■ Exercise directions: Please make an exact copy of the listing, without the pictures.

■ Information supplied:
= = = = =

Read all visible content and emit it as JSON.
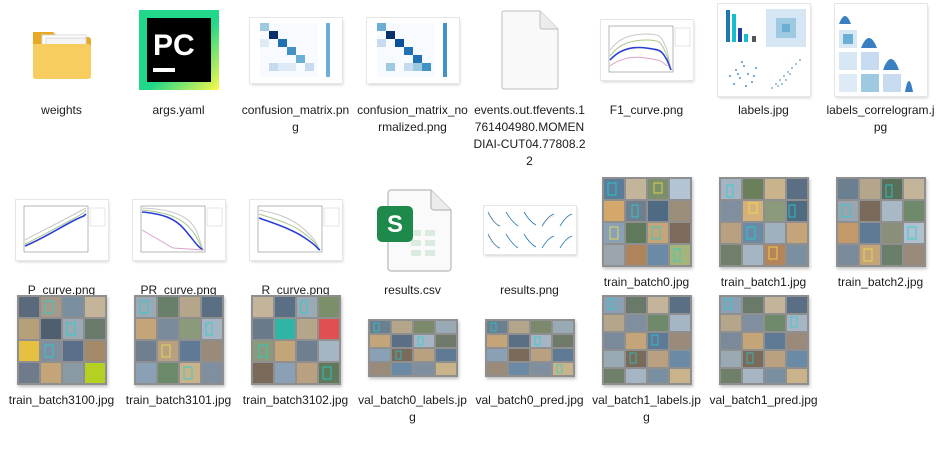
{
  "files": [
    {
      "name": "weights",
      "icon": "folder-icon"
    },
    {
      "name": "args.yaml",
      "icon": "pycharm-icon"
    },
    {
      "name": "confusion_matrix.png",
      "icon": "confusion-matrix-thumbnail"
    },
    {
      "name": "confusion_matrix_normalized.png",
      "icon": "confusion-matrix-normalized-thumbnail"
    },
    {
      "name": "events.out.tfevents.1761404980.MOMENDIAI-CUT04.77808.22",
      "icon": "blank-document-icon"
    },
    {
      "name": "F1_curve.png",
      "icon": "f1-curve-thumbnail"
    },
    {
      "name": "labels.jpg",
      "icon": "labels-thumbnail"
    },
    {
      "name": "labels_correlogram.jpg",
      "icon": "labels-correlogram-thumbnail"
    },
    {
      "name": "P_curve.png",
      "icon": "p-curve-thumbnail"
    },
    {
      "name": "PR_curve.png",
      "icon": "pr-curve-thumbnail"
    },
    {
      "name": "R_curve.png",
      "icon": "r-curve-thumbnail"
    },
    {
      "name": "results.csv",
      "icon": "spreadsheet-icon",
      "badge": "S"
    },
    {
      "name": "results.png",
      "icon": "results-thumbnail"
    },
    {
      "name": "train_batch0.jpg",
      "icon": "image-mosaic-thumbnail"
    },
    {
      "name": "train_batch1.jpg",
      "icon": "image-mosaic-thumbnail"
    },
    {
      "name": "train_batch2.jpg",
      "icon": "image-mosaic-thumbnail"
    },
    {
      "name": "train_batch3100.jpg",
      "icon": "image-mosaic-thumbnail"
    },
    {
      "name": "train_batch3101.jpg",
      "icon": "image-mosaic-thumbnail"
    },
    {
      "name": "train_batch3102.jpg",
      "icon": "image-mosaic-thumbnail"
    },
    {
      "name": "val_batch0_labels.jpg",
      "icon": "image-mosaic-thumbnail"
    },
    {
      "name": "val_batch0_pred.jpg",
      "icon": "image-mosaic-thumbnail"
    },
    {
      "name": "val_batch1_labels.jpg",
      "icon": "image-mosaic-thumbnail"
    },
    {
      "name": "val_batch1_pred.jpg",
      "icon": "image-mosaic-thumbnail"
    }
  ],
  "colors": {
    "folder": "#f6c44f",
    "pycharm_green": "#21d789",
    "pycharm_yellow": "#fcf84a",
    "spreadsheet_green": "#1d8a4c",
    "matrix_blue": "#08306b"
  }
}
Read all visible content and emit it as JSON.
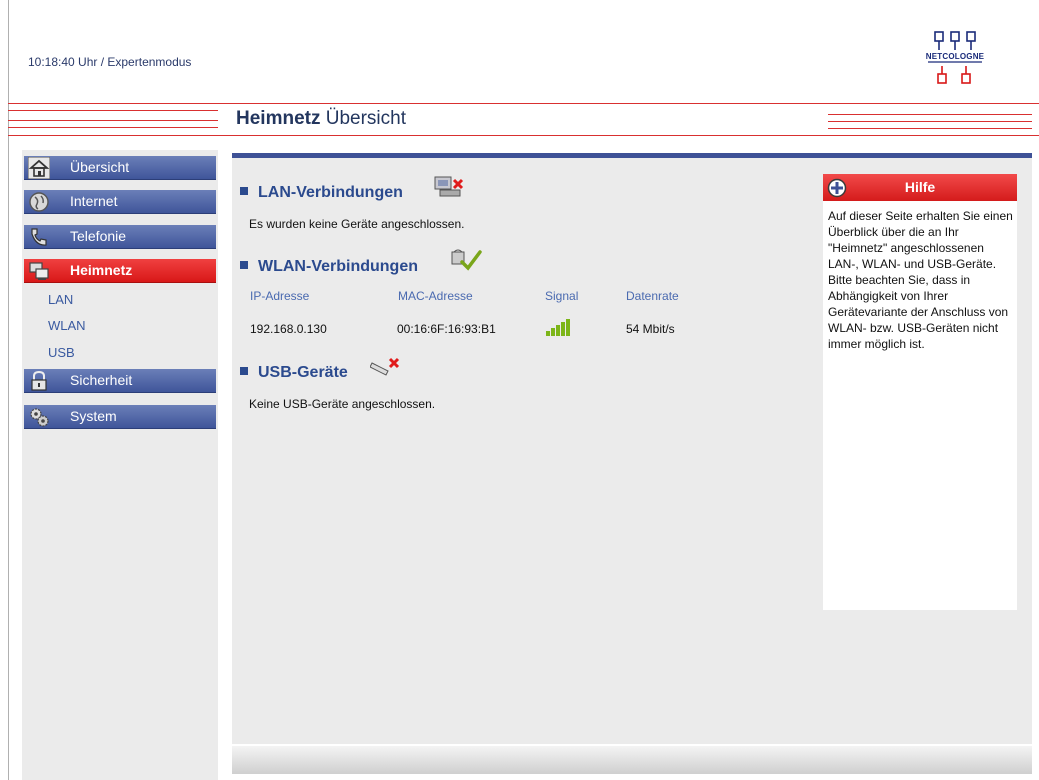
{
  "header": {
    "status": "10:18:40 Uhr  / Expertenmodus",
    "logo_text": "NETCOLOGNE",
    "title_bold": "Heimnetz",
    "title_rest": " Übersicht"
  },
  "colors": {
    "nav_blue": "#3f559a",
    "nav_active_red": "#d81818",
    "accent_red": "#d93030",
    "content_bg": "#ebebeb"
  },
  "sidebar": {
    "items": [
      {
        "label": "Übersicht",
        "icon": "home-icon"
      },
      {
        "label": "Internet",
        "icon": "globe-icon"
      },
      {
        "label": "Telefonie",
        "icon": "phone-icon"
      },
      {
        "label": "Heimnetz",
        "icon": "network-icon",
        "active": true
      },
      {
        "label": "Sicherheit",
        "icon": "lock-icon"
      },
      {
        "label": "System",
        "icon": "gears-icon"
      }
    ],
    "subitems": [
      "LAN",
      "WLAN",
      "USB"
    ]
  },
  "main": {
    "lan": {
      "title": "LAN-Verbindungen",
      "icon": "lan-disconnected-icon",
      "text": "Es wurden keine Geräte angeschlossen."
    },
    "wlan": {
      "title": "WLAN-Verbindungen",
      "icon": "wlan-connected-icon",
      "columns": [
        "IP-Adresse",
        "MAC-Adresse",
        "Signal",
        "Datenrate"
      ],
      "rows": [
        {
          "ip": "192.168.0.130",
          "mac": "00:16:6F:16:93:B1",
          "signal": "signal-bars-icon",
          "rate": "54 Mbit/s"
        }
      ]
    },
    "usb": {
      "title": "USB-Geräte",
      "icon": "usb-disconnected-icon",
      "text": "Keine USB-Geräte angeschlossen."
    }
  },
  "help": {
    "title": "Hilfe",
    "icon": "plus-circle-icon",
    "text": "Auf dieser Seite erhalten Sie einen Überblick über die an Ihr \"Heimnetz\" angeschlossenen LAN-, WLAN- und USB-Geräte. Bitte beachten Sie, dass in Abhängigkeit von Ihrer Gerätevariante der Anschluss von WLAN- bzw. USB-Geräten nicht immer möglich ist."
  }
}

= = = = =

■ Expected output:
Read all visible content and emit it as JSON.
{
  "files": [
    {
      "name": "weights",
      "icon": "folder-icon"
    },
    {
      "name": "args.yaml",
      "icon": "pycharm-icon"
    },
    {
      "name": "confusion_matrix.png",
      "icon": "confusion-matrix-thumbnail"
    },
    {
      "name": "confusion_matrix_normalized.png",
      "icon": "confusion-matrix-normalized-thumbnail"
    },
    {
      "name": "events.out.tfevents.1761404980.MOMENDIAI-CUT04.77808.22",
      "icon": "blank-document-icon"
    },
    {
      "name": "F1_curve.png",
      "icon": "f1-curve-thumbnail"
    },
    {
      "name": "labels.jpg",
      "icon": "labels-thumbnail"
    },
    {
      "name": "labels_correlogram.jpg",
      "icon": "labels-correlogram-thumbnail"
    },
    {
      "name": "P_curve.png",
      "icon": "p-curve-thumbnail"
    },
    {
      "name": "PR_curve.png",
      "icon": "pr-curve-thumbnail"
    },
    {
      "name": "R_curve.png",
      "icon": "r-curve-thumbnail"
    },
    {
      "name": "results.csv",
      "icon": "spreadsheet-icon",
      "badge": "S"
    },
    {
      "name": "results.png",
      "icon": "results-thumbnail"
    },
    {
      "name": "train_batch0.jpg",
      "icon": "image-mosaic-thumbnail"
    },
    {
      "name": "train_batch1.jpg",
      "icon": "image-mosaic-thumbnail"
    },
    {
      "name": "train_batch2.jpg",
      "icon": "image-mosaic-thumbnail"
    },
    {
      "name": "train_batch3100.jpg",
      "icon": "image-mosaic-thumbnail"
    },
    {
      "name": "train_batch3101.jpg",
      "icon": "image-mosaic-thumbnail"
    },
    {
      "name": "train_batch3102.jpg",
      "icon": "image-mosaic-thumbnail"
    },
    {
      "name": "val_batch0_labels.jpg",
      "icon": "image-mosaic-thumbnail"
    },
    {
      "name": "val_batch0_pred.jpg",
      "icon": "image-mosaic-thumbnail"
    },
    {
      "name": "val_batch1_labels.jpg",
      "icon": "image-mosaic-thumbnail"
    },
    {
      "name": "val_batch1_pred.jpg",
      "icon": "image-mosaic-thumbnail"
    }
  ],
  "colors": {
    "folder": "#f6c44f",
    "pycharm_green": "#21d789",
    "pycharm_yellow": "#fcf84a",
    "spreadsheet_green": "#1d8a4c",
    "matrix_blue": "#08306b"
  }
}
Read all visible content and emit it as JSON.
{
  "header": {
    "status": "10:18:40 Uhr  / Expertenmodus",
    "logo_text": "NETCOLOGNE",
    "title_bold": "Heimnetz",
    "title_rest": " Übersicht"
  },
  "colors": {
    "nav_blue": "#3f559a",
    "nav_active_red": "#d81818",
    "accent_red": "#d93030",
    "content_bg": "#ebebeb"
  },
  "sidebar": {
    "items": [
      {
        "label": "Übersicht",
        "icon": "home-icon"
      },
      {
        "label": "Internet",
        "icon": "globe-icon"
      },
      {
        "label": "Telefonie",
        "icon": "phone-icon"
      },
      {
        "label": "Heimnetz",
        "icon": "network-icon",
        "active": true
      },
      {
        "label": "Sicherheit",
        "icon": "lock-icon"
      },
      {
        "label": "System",
        "icon": "gears-icon"
      }
    ],
    "subitems": [
      "LAN",
      "WLAN",
      "USB"
    ]
  },
  "main": {
    "lan": {
      "title": "LAN-Verbindungen",
      "icon": "lan-disconnected-icon",
      "text": "Es wurden keine Geräte angeschlossen."
    },
    "wlan": {
      "title": "WLAN-Verbindungen",
      "icon": "wlan-connected-icon",
      "columns": [
        "IP-Adresse",
        "MAC-Adresse",
        "Signal",
        "Datenrate"
      ],
      "rows": [
        {
          "ip": "192.168.0.130",
          "mac": "00:16:6F:16:93:B1",
          "signal": "signal-bars-icon",
          "rate": "54 Mbit/s"
        }
      ]
    },
    "usb": {
      "title": "USB-Geräte",
      "icon": "usb-disconnected-icon",
      "text": "Keine USB-Geräte angeschlossen."
    }
  },
  "help": {
    "title": "Hilfe",
    "icon": "plus-circle-icon",
    "text": "Auf dieser Seite erhalten Sie einen Überblick über die an Ihr \"Heimnetz\" angeschlossenen LAN-, WLAN- und USB-Geräte. Bitte beachten Sie, dass in Abhängigkeit von Ihrer Gerätevariante der Anschluss von WLAN- bzw. USB-Geräten nicht immer möglich ist."
  }
}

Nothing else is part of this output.